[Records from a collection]
══════

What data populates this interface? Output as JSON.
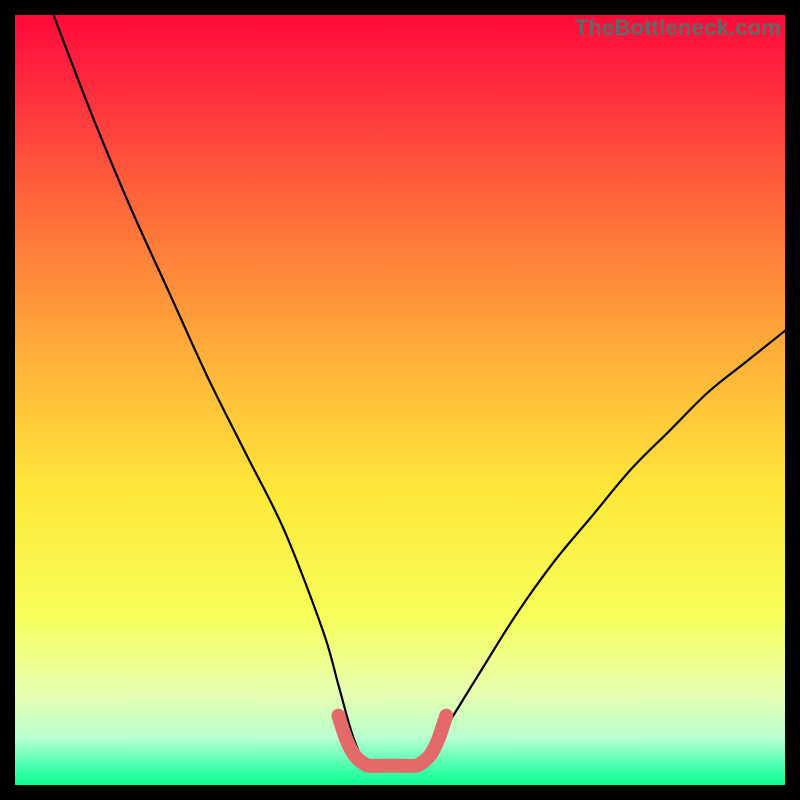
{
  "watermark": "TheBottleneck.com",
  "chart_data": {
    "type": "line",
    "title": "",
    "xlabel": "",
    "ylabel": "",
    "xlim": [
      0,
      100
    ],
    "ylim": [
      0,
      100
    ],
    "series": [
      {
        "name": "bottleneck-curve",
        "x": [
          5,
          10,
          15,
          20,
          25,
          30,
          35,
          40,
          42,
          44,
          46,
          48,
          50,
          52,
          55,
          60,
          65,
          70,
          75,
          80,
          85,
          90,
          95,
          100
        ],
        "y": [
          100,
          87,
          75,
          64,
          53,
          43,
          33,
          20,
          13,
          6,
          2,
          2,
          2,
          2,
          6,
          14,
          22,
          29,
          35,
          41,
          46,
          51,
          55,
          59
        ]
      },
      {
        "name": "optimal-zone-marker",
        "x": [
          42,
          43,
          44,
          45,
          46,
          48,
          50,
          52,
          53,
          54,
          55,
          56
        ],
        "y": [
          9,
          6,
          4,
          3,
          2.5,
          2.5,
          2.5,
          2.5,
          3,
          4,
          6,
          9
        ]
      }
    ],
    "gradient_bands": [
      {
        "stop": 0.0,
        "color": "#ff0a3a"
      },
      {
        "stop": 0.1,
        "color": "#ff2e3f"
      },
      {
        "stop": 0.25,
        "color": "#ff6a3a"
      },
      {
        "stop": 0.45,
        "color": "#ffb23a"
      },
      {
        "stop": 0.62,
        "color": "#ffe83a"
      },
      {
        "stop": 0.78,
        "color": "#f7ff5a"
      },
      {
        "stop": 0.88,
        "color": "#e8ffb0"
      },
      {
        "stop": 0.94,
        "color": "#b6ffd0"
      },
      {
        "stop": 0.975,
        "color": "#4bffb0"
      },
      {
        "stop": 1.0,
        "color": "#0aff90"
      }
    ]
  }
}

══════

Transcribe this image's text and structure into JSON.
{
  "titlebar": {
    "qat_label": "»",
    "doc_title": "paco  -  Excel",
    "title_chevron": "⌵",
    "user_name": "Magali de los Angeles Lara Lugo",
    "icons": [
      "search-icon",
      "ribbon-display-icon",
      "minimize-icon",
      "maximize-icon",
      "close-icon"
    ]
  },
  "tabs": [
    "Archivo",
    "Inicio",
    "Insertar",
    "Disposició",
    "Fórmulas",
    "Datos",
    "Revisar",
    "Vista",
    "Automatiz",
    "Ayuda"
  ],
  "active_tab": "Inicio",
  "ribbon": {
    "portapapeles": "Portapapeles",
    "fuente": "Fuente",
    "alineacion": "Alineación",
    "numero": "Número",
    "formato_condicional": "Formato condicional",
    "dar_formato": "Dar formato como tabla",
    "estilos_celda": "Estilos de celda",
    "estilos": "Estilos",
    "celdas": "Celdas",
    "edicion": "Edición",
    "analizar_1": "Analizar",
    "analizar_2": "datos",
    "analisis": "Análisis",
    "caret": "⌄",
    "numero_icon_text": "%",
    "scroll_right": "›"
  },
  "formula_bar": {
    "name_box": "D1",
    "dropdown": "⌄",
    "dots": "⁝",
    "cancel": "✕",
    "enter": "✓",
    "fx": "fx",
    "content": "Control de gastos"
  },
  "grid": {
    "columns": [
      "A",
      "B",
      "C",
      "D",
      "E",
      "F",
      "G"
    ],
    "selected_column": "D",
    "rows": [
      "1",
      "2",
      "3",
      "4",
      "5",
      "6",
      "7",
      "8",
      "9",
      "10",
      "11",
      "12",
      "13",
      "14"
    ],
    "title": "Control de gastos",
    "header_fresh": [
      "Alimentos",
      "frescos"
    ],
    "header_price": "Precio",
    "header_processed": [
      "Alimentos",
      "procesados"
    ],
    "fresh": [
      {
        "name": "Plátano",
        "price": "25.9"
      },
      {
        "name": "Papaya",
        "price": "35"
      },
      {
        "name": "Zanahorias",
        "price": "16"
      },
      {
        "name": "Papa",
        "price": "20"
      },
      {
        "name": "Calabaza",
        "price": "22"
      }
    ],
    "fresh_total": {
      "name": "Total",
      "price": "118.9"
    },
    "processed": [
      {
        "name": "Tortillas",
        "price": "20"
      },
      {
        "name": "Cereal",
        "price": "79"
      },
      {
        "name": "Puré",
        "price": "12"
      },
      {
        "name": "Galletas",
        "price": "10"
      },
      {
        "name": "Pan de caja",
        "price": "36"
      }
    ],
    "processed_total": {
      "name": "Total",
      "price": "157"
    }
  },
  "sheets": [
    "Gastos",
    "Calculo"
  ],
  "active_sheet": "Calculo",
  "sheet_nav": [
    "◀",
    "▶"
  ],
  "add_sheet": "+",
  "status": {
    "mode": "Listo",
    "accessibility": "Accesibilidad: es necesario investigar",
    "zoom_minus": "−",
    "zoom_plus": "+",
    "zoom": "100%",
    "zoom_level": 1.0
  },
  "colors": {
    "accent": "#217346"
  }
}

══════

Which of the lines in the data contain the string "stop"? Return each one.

ANSWER TO THE PROBLEM
        "stop": 0.0,
        "stop": 0.1,
        "stop": 0.25,
        "stop": 0.45,
        "stop": 0.62,
        "stop": 0.78,
        "stop": 0.88,
        "stop": 0.94,
        "stop": 0.975,
        "stop": 1.0,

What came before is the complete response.